Skip to Main Content
In the conversion to Pb-free electronics, there has been increasing interest in conductive adhesive interconnects, as they combine Pb-free materials with the added benefit of low temperature, processing (Lau et al., 2002). This paper explores the degradation mechanisms and kinetics in adhesively bonded Au-bumped flip chip interconnects. Earlier researchers have suggested that electrical contact is by mechanical interfacial pressure and that stress relaxation of the adhesive material is a major degradation mechanism, since temperature cycling and moisture cycling throughout the life cycle can progressively lower the contact pressure between the contacting parts, resulting in progressive cyclic increase in contact resistance. However, temperature cycling conducted by this group raised questions about the validity of this hypothesis since no such progressive degradation was found under temperature cycling, but overstress failures were found instead at cold temperatures (Haase et al., 2008). The alternate bonding mechanism suggested by this study was metallurgical bonding between the Au bumps by cold-welding In the present paper, experimental results and modeling results showing evidence of this cold welding phenomenon are presented. These results are somewhat novel, as prior examples of low-temperature cold welding are mostly for very thin gold films (Ferguson et al., 1991). The surface roughness of unmated and mated Au bumps is characterized on flip-chip dies, since the amount of surface flattening provides insights into both mechanical interlocking as well as propensity for cold-welding (Taylor et al., 1991). Using techniques developed in related studies (Farley et al., 2008), elastic-plastic, large- deformation finite element modeling with nonlinear contact surfaces is used to further understand and quantify this surface-flattening phenomenon.
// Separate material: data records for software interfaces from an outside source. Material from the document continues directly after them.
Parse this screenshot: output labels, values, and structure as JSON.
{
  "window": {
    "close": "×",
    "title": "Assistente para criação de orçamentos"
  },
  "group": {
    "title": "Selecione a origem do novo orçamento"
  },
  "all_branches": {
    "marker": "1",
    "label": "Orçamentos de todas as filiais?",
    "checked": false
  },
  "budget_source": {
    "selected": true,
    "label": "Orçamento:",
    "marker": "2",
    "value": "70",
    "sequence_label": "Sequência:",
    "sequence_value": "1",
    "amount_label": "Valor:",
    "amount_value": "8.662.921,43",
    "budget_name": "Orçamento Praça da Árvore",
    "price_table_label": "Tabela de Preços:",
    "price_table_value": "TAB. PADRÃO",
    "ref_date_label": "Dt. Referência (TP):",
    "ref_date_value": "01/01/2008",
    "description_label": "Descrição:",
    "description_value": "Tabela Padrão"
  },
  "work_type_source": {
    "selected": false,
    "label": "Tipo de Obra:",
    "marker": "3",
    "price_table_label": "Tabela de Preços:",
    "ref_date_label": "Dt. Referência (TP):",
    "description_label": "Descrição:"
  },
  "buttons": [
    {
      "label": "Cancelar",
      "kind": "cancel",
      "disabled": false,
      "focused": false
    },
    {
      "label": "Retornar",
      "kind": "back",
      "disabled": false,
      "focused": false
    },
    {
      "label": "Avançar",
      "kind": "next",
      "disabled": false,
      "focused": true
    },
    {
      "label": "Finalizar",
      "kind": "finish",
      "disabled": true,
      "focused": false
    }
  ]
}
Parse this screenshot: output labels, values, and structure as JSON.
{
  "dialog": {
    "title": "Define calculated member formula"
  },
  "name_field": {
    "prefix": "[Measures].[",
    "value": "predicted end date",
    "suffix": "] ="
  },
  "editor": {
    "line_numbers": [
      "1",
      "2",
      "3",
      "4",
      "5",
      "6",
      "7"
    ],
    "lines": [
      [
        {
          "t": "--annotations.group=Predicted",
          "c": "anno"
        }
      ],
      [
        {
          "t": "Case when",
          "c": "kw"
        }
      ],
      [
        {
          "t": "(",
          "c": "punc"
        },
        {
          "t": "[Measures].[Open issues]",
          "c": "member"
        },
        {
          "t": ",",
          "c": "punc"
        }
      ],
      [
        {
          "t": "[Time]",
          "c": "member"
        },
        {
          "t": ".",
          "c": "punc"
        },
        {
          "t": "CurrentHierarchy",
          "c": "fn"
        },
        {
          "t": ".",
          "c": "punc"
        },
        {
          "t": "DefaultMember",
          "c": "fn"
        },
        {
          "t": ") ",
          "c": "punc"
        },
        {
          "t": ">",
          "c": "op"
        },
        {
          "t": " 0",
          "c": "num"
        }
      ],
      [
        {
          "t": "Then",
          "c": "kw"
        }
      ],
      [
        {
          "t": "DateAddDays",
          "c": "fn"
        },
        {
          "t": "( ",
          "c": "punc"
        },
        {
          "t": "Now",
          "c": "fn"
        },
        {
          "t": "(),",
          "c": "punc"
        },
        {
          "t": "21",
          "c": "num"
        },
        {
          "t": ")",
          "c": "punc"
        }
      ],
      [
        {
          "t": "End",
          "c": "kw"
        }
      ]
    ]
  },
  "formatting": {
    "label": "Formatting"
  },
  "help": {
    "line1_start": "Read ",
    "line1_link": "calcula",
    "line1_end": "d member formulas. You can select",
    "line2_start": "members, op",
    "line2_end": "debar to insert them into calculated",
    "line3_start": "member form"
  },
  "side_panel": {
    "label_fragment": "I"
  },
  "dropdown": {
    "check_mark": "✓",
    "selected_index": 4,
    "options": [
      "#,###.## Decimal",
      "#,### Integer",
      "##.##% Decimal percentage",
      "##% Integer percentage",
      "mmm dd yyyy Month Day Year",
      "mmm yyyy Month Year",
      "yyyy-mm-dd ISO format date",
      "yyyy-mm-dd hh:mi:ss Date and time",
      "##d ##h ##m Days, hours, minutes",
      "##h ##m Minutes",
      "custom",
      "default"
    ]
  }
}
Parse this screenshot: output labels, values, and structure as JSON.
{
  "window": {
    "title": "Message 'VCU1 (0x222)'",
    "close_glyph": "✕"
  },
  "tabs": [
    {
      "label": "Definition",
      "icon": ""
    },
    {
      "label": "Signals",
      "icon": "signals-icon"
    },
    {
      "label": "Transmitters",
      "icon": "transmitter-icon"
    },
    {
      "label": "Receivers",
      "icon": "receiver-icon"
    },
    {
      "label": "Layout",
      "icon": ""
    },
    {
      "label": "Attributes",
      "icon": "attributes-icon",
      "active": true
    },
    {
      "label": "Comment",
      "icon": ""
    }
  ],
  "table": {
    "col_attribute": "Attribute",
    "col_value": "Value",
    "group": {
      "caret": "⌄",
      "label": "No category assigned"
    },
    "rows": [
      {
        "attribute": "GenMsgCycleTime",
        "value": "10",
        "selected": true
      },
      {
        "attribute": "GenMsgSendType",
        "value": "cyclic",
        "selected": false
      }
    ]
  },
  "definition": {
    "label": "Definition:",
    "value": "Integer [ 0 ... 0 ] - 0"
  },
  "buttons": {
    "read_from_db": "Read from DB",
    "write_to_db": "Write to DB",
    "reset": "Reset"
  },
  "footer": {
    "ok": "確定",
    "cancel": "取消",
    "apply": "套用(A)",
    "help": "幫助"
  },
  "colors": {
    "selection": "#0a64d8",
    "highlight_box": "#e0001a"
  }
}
The consequences that these bonding mechanisms have on the robustness of the adhesive interconnect and how this affects the - failure modeling approach are discussed.